Citing PatentFiling datePublication dateApplicantTitle
US3607018 *Jul 2, 1968Sep 21, 1971Allied ChemWater-soluble polyphosphates
US3656931 *Aug 26, 1968Apr 18, 1972Int Minerals & Chem CorpPreparation of ammonium ortho-phosphate agricultural suspensions
US4006006 *Mar 10, 1975Feb 1, 1977Biocel CorporationFertilizer
US4153441 *Aug 1, 1978May 8, 1979W. R. Grace & Co.Process for making magnesium potassium ammonium phosphate
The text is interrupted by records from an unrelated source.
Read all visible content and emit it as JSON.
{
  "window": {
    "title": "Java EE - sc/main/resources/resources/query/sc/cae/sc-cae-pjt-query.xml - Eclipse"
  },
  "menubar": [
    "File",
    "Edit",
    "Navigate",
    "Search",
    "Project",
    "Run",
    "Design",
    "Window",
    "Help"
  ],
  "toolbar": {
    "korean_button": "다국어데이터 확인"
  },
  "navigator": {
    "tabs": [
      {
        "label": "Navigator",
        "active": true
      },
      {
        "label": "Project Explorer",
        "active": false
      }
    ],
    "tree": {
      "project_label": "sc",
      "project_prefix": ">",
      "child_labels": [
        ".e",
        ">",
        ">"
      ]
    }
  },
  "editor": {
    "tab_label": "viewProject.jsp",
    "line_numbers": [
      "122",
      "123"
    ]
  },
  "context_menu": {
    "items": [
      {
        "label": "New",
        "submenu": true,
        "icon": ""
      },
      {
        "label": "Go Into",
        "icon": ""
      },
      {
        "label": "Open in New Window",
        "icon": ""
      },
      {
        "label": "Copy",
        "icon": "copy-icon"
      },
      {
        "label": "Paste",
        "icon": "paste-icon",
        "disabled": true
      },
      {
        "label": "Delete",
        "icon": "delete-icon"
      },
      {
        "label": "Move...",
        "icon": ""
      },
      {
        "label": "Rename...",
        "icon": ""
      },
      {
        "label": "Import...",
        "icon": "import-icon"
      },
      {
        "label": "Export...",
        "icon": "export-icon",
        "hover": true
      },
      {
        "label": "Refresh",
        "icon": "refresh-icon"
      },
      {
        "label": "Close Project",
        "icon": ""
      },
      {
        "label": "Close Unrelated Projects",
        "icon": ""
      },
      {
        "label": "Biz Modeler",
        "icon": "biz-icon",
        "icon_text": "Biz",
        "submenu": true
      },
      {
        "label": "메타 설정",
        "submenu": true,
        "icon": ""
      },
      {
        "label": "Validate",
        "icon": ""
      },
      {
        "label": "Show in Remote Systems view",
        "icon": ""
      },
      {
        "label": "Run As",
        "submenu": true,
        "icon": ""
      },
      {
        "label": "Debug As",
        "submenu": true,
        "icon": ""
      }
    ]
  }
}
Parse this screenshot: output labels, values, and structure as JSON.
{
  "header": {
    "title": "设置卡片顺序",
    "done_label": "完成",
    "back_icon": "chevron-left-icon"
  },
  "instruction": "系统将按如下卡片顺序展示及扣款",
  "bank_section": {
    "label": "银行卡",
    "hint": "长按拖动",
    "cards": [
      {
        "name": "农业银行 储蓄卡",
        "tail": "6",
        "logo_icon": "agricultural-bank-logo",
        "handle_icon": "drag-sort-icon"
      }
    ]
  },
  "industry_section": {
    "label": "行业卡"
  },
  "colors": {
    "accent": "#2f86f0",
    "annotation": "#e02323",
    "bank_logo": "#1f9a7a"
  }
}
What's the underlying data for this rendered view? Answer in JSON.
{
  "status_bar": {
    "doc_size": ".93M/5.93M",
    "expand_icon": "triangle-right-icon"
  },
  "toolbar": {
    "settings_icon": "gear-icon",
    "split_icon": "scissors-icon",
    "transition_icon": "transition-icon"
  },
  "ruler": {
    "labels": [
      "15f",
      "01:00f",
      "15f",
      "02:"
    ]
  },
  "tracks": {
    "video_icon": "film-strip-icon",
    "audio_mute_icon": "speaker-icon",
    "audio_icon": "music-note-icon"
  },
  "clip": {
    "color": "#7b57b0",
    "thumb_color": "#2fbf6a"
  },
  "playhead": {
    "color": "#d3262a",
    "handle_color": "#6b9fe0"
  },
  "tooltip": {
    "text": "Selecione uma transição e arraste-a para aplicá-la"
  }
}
US5374294 *May 19, 1993Dec 20, 1994The Vigoro CorporationControlled release potassium divalent metal phosphate fertilizer
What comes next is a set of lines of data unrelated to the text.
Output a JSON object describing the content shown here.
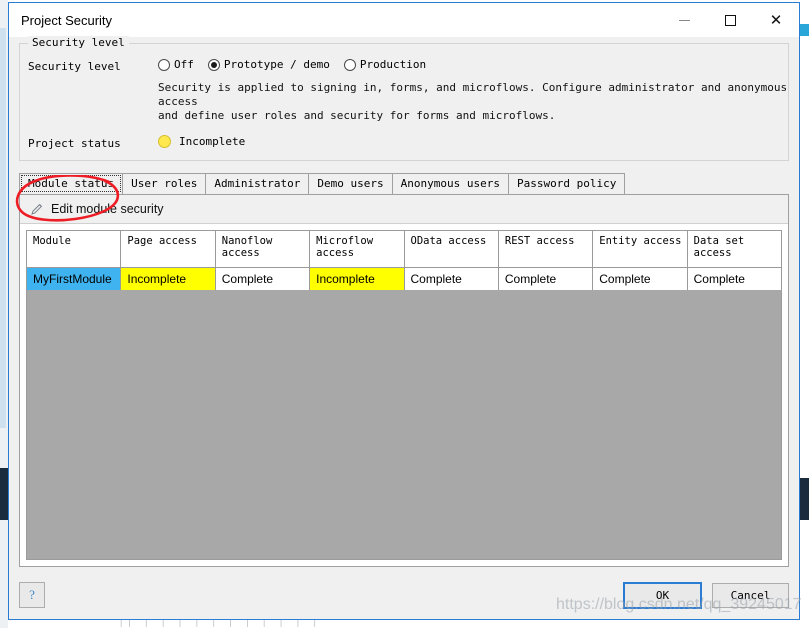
{
  "window": {
    "title": "Project Security",
    "controls": {
      "minimize": "minimize-icon",
      "maximize": "maximize-icon",
      "close": "close-icon"
    }
  },
  "security_level_group": {
    "legend": "Security level",
    "field_label": "Security level",
    "options": [
      {
        "label": "Off",
        "selected": false
      },
      {
        "label": "Prototype / demo",
        "selected": true
      },
      {
        "label": "Production",
        "selected": false
      }
    ],
    "description_line1": "Security is applied to signing in, forms, and microflows. Configure administrator and anonymous access",
    "description_line2": "and define user roles and security for forms and microflows.",
    "project_status_label": "Project status",
    "project_status_value": "Incomplete",
    "project_status_color": "#ffe94f"
  },
  "tabs": [
    {
      "label": "Module status",
      "active": true
    },
    {
      "label": "User roles",
      "active": false
    },
    {
      "label": "Administrator",
      "active": false
    },
    {
      "label": "Demo users",
      "active": false
    },
    {
      "label": "Anonymous users",
      "active": false
    },
    {
      "label": "Password policy",
      "active": false
    }
  ],
  "toolbar": {
    "icon": "pencil-icon",
    "label": "Edit module security"
  },
  "table": {
    "columns": [
      "Module",
      "Page access",
      "Nanoflow access",
      "Microflow access",
      "OData access",
      "REST access",
      "Entity access",
      "Data set access"
    ],
    "rows": [
      {
        "module": "MyFirstModule",
        "cells": [
          {
            "value": "Incomplete",
            "state": "incomplete"
          },
          {
            "value": "Complete",
            "state": "complete"
          },
          {
            "value": "Incomplete",
            "state": "incomplete"
          },
          {
            "value": "Complete",
            "state": "complete"
          },
          {
            "value": "Complete",
            "state": "complete"
          },
          {
            "value": "Complete",
            "state": "complete"
          },
          {
            "value": "Complete",
            "state": "complete"
          }
        ]
      }
    ]
  },
  "footer": {
    "help_label": "?",
    "ok_label": "OK",
    "cancel_label": "Cancel"
  },
  "annotation": {
    "type": "hand-drawn-red-circle",
    "color": "#ee1c25",
    "target": "Module status"
  },
  "watermark": {
    "text": "https://blog.csdn.net/qq_39245017"
  },
  "background": {
    "bottom_text": "|| | | | | | | | | | | |"
  },
  "colors": {
    "accent": "#2b7cd3",
    "selected_row": "#3fb3ef",
    "warning": "#ffff00",
    "filler": "#a8a8a8"
  }
}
US7052581Jul 25, 2002May 30, 2006Philip Morris Usa Inc.Process of producing magnesium ammonium phosphate in monohydrate form (dittmarite)
US7462581 *Feb 2, 2007Dec 9, 2008Halliburton Energy Services, Inc.Treatment fluids comprising starch and ceramic particulate bridging agents and methods of using these fluids to provide fluid loss control
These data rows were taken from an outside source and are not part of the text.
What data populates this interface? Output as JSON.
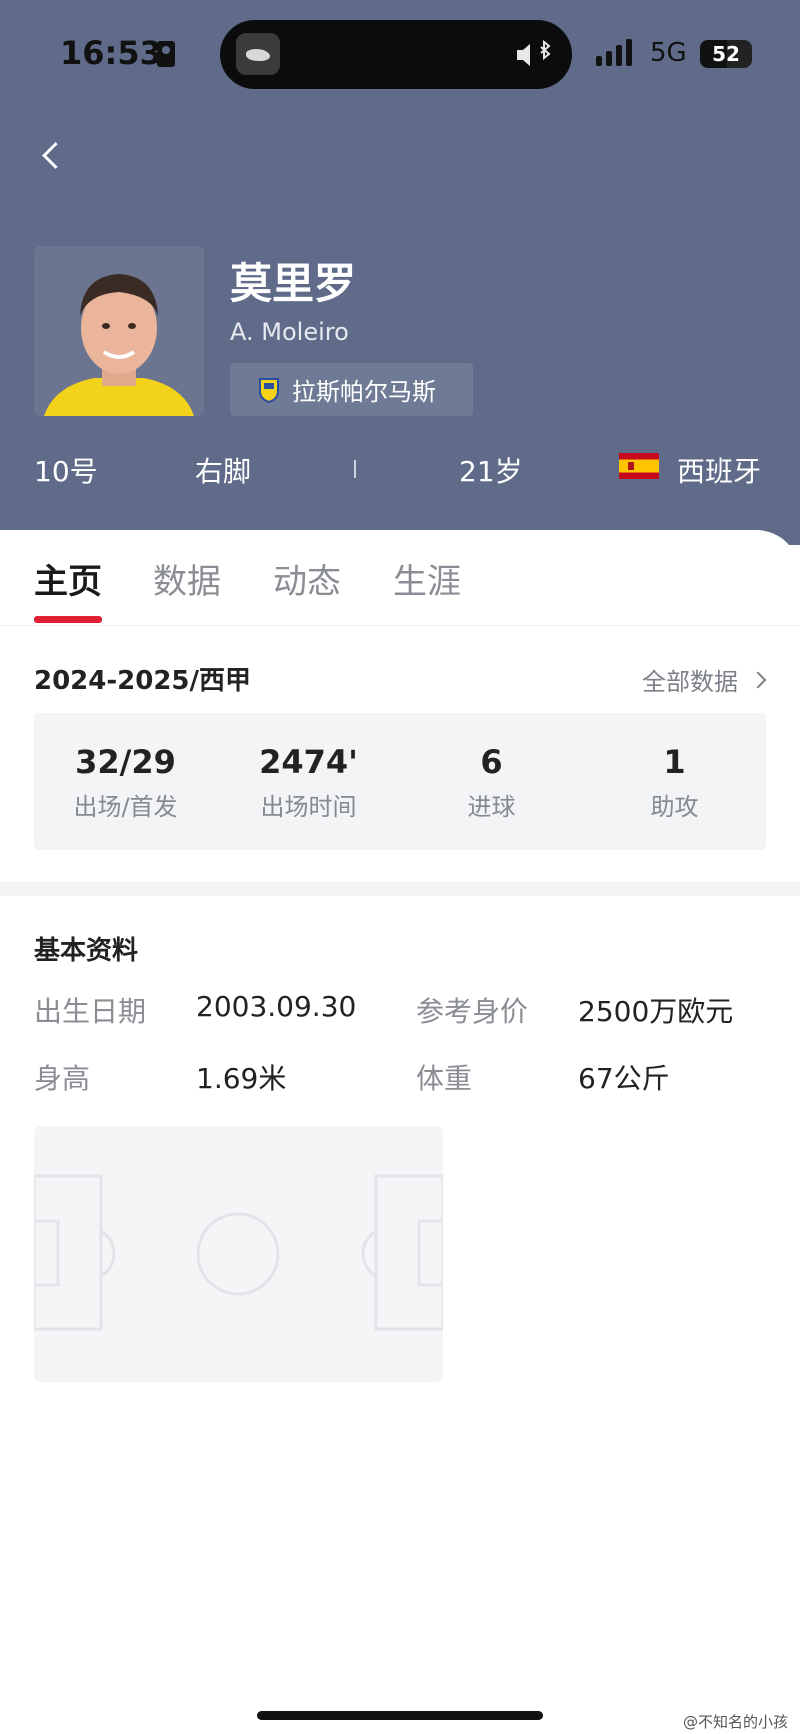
{
  "status_bar": {
    "time": "16:53",
    "network": "5G",
    "battery": "52"
  },
  "player": {
    "name": "莫里罗",
    "english_name": "A. Moleiro",
    "club": "拉斯帕尔马斯",
    "number": "10号",
    "foot": "右脚",
    "age": "21岁",
    "nationality": "西班牙"
  },
  "tabs": [
    {
      "label": "主页",
      "active": true
    },
    {
      "label": "数据",
      "active": false
    },
    {
      "label": "动态",
      "active": false
    },
    {
      "label": "生涯",
      "active": false
    }
  ],
  "season": {
    "title": "2024-2025/西甲",
    "all_data_link": "全部数据",
    "stats": [
      {
        "value": "32/29",
        "label": "出场/首发"
      },
      {
        "value": "2474'",
        "label": "出场时间"
      },
      {
        "value": "6",
        "label": "进球"
      },
      {
        "value": "1",
        "label": "助攻"
      }
    ]
  },
  "basic_info": {
    "title": "基本资料",
    "rows": [
      {
        "k1": "出生日期",
        "v1": "2003.09.30",
        "k2": "参考身价",
        "v2": "2500万欧元"
      },
      {
        "k1": "身高",
        "v1": "1.69米",
        "k2": "体重",
        "v2": "67公斤"
      }
    ]
  },
  "watermark": "@不知名的小孩",
  "colors": {
    "header_bg": "#5f6b89",
    "accent": "#e02032",
    "stat_bg": "#f3f4f6"
  }
}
US7833385Nov 10, 2008Nov 16, 2010Philip Morris Usa Inc.Processes of making monohydrate form of magnesium ammonium phosphate and processes of making paper using same
US20030056913 *Jul 25, 2002Mar 27, 2003Winterson Warren D.Process of producing magnesium ammonium phosphate in monohydrate form (dittmarite)
US20050279475 *Jan 27, 2005Dec 22, 2005Philip Morris Usa Inc.Processes of making monohydrate form of magnesium ammonium phosphate and processes of making cigarette paper using same
US20070173418 *Feb 2, 2007Jul 26, 2007Halliburton Energy Services,Inc.Treatment fluids comprising starch and ceramic particulate bridging agents and methods of using these fluids to provide fluid loss control
US20090065161 *Nov 10, 2008Mar 12, 2009Fournier Jay AProcesses of making monohydrate form of magnesium ammonium phosphate and processes of making paper using same
WO1994026660A1 *May 19, 1994Nov 24, 1994The Vigoro CorporationControlled release potassium divalent metal phosphate fertilizer
WO2003011754A1 *Jul 30, 2002Feb 13, 2003Philip Morris Products S.A.Process of producing magnesium ammonium phosphate in monohydrate form (dittmarite)
WO2013055279A1 *Jul 6, 2012Apr 18, 2013Ekobalans Fenix AbDewatering of phosphate precipitates
Classifications
U.S. Classification71/33, 71/36, 71/51, 71/1, 71/64.11
International ClassificationC05B7/00, C05B9/00
Cooperative ClassificationC05B9/00, C05B7/00
European ClassificationC05B7/00, C05B9/00